--- DATA Enclosed Below ---
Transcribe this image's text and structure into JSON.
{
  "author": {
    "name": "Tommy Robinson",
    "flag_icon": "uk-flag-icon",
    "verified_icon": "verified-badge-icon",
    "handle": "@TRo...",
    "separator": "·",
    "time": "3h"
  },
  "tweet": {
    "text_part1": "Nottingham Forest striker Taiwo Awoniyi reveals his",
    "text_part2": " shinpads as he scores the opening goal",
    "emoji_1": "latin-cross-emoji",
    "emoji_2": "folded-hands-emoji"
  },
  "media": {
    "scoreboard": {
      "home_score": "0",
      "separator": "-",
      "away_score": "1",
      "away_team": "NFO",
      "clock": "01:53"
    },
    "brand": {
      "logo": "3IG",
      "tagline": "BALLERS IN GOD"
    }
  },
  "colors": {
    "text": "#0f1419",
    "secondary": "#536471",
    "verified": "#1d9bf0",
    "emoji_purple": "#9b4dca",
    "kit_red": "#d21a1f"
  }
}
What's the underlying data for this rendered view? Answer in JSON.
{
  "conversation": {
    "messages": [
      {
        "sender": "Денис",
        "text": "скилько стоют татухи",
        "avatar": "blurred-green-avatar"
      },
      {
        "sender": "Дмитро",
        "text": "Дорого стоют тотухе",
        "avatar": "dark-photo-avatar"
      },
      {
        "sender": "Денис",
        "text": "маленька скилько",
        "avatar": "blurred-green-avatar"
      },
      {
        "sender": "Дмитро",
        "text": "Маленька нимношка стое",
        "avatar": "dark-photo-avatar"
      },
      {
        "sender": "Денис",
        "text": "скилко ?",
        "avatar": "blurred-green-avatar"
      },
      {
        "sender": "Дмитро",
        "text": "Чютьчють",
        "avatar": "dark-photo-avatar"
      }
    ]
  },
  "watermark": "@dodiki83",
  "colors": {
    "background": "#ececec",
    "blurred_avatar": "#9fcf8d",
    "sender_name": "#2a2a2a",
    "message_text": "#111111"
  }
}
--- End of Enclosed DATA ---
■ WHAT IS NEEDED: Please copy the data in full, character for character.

■ EXPECTED OUTPUT:
Transcribe this image's text and structure into JSON.
{
  "author": {
    "name": "Tommy Robinson",
    "flag_icon": "uk-flag-icon",
    "verified_icon": "verified-badge-icon",
    "handle": "@TRo...",
    "separator": "·",
    "time": "3h"
  },
  "tweet": {
    "text_part1": "Nottingham Forest striker Taiwo Awoniyi reveals his",
    "text_part2": " shinpads as he scores the opening goal",
    "emoji_1": "latin-cross-emoji",
    "emoji_2": "folded-hands-emoji"
  },
  "media": {
    "scoreboard": {
      "home_score": "0",
      "separator": "-",
      "away_score": "1",
      "away_team": "NFO",
      "clock": "01:53"
    },
    "brand": {
      "logo": "3IG",
      "tagline": "BALLERS IN GOD"
    }
  },
  "colors": {
    "text": "#0f1419",
    "secondary": "#536471",
    "verified": "#1d9bf0",
    "emoji_purple": "#9b4dca",
    "kit_red": "#d21a1f"
  }
}
What's the underlying data for this rendered view? Answer in JSON.
{
  "conversation": {
    "messages": [
      {
        "sender": "Денис",
        "text": "скилько стоют татухи",
        "avatar": "blurred-green-avatar"
      },
      {
        "sender": "Дмитро",
        "text": "Дорого стоют тотухе",
        "avatar": "dark-photo-avatar"
      },
      {
        "sender": "Денис",
        "text": "маленька скилько",
        "avatar": "blurred-green-avatar"
      },
      {
        "sender": "Дмитро",
        "text": "Маленька нимношка стое",
        "avatar": "dark-photo-avatar"
      },
      {
        "sender": "Денис",
        "text": "скилко ?",
        "avatar": "blurred-green-avatar"
      },
      {
        "sender": "Дмитро",
        "text": "Чютьчють",
        "avatar": "dark-photo-avatar"
      }
    ]
  },
  "watermark": "@dodiki83",
  "colors": {
    "background": "#ececec",
    "blurred_avatar": "#9fcf8d",
    "sender_name": "#2a2a2a",
    "message_text": "#111111"
  }
}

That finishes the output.